From the Sperry Gardens – July, 2010
When we moved to the country in 1978, our sons were 7 and 4. This was an area that got about 7 hours of direct sunlight daily, and it was where we played football on my St. Augustine turf. Over the years, the sun lost track of this space, and the grass migrated out. I finally tired of the battle and decided to turn bare soil into landscaping.
Here are some of the steps in the evolution.
• Split the ground into two levels, so that a round patio could be made on each.
• Made concrete stones over a several-week process with reusable wooden frames. They are 10×10 and 10×16 inches. We sprinkled rock salt onto the cement as it cured, and we pressed a few interesting leaves into the surface. I used a rock hammer to chip off the edges of the stones, to help them look more aged.
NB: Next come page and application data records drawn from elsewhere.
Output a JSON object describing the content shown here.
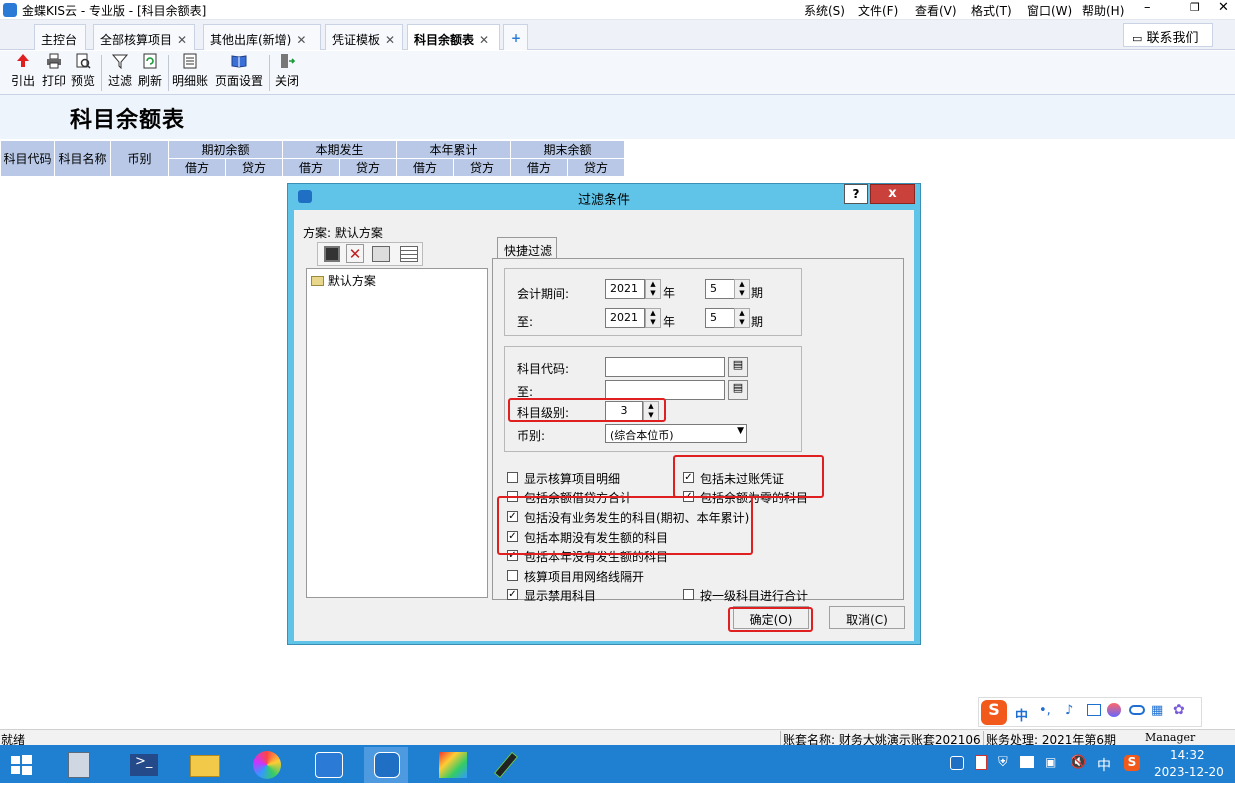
{
  "window": {
    "title": "金蝶KIS云 - 专业版 - [科目余额表]",
    "menu": [
      "系统(S)",
      "文件(F)",
      "查看(V)",
      "格式(T)",
      "窗口(W)",
      "帮助(H)"
    ]
  },
  "tabs": [
    {
      "label": "主控台",
      "closable": false
    },
    {
      "label": "全部核算项目",
      "closable": true
    },
    {
      "label": "其他出库(新增)",
      "closable": true
    },
    {
      "label": "凭证模板",
      "closable": true
    },
    {
      "label": "科目余额表",
      "closable": true,
      "active": true
    }
  ],
  "contact_button": "联系我们",
  "toolbar": [
    "引出",
    "打印",
    "预览",
    "过滤",
    "刷新",
    "明细账",
    "页面设置",
    "关闭"
  ],
  "report": {
    "title": "科目余额表",
    "columns": [
      "科目代码",
      "科目名称",
      "币别"
    ],
    "groups": [
      "期初余额",
      "本期发生",
      "本年累计",
      "期末余额"
    ],
    "subcolumns": [
      "借方",
      "贷方"
    ]
  },
  "dialog": {
    "title": "过滤条件",
    "help": "?",
    "scheme_label": "方案: 默认方案",
    "scheme_tree_item": "默认方案",
    "tab": "快捷过滤",
    "period": {
      "label_from": "会计期间:",
      "label_to": "至:",
      "year_from": "2021",
      "year_to": "2021",
      "year_unit": "年",
      "period_from": "5",
      "period_to": "5",
      "period_unit": "期"
    },
    "account": {
      "code_label": "科目代码:",
      "to_label": "至:",
      "level_label": "科目级别:",
      "level_value": "3",
      "currency_label": "币别:",
      "currency_value": "(综合本位币)"
    },
    "options": [
      {
        "label": "显示核算项目明细",
        "checked": false
      },
      {
        "label": "包括未过账凭证",
        "checked": true
      },
      {
        "label": "包括余额借贷方合计",
        "checked": false
      },
      {
        "label": "包括余额为零的科目",
        "checked": true
      },
      {
        "label": "包括没有业务发生的科目(期初、本年累计)",
        "checked": true
      },
      {
        "label": "包括本期没有发生额的科目",
        "checked": true
      },
      {
        "label": "包括本年没有发生额的科目",
        "checked": true
      },
      {
        "label": "核算项目用网络线隔开",
        "checked": false
      },
      {
        "label": "显示禁用科目",
        "checked": true
      },
      {
        "label": "按一级科目进行合计",
        "checked": false
      }
    ],
    "ok_button": "确定(O)",
    "cancel_button": "取消(C)"
  },
  "statusbar": {
    "left": "就绪",
    "account": "账套名称: 财务大姚演示账套202106",
    "period": "账务处理: 2021年第6期",
    "user": "Manager"
  },
  "ime": {
    "lang": "中"
  },
  "taskbar": {
    "time": "14:32",
    "date": "2023-12-20",
    "ime": "中"
  }
}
• Laid stones on bed of packed brick sand, taking care that they were level.
• Found center of each patio, and used a string and chalk box to mark the perimeter of each circle.
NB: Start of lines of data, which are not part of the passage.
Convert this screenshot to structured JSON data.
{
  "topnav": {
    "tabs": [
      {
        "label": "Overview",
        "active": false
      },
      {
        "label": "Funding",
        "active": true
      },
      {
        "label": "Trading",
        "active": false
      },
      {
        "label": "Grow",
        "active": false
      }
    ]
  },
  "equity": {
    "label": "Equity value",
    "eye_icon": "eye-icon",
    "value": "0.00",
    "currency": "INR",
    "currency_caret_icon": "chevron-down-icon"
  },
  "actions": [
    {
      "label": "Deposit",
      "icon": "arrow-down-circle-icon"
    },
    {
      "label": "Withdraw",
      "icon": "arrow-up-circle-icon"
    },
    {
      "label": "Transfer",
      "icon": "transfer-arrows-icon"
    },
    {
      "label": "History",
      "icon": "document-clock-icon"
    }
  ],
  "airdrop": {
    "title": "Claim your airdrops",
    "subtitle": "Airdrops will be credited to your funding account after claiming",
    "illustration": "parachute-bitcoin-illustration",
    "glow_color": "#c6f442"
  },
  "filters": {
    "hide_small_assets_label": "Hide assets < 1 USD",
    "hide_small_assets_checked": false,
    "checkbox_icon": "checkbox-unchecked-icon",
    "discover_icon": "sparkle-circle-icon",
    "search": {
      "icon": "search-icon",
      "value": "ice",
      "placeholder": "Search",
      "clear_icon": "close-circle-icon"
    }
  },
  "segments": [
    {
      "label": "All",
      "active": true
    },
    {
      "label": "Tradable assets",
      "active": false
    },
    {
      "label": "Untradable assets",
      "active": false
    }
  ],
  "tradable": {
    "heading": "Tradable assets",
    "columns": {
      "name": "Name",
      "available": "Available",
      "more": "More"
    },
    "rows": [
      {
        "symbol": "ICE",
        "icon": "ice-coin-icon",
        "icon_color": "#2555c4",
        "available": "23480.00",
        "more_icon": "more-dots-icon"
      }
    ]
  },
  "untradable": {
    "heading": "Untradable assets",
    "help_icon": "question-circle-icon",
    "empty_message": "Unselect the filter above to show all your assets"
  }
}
• Used masonry blades (10 or 12) to cut the circles with a circular power hand saw.
• Developed beds around each patio, elevating the planting levels slightly above the patio surfaces to give a bowl-like look to the area.
Plantings you see are, clockwise from lower left:
Harbour Dwarf nandinas
Dwarf yaupon hollies behind rear patio
Chinese photinias as backdrop to garden for privacy from neighbors
Tree-form yaupon holly to right of two antique English chimney pots
Liriope in front of yaupon tree
Mondograss lower right as groundcover.
You also see a stone retaining wall separating the patios, and river rock used as an edging border at bottom of photo. Garden path is pine bark mulch, which is topped with fresh bark once per year.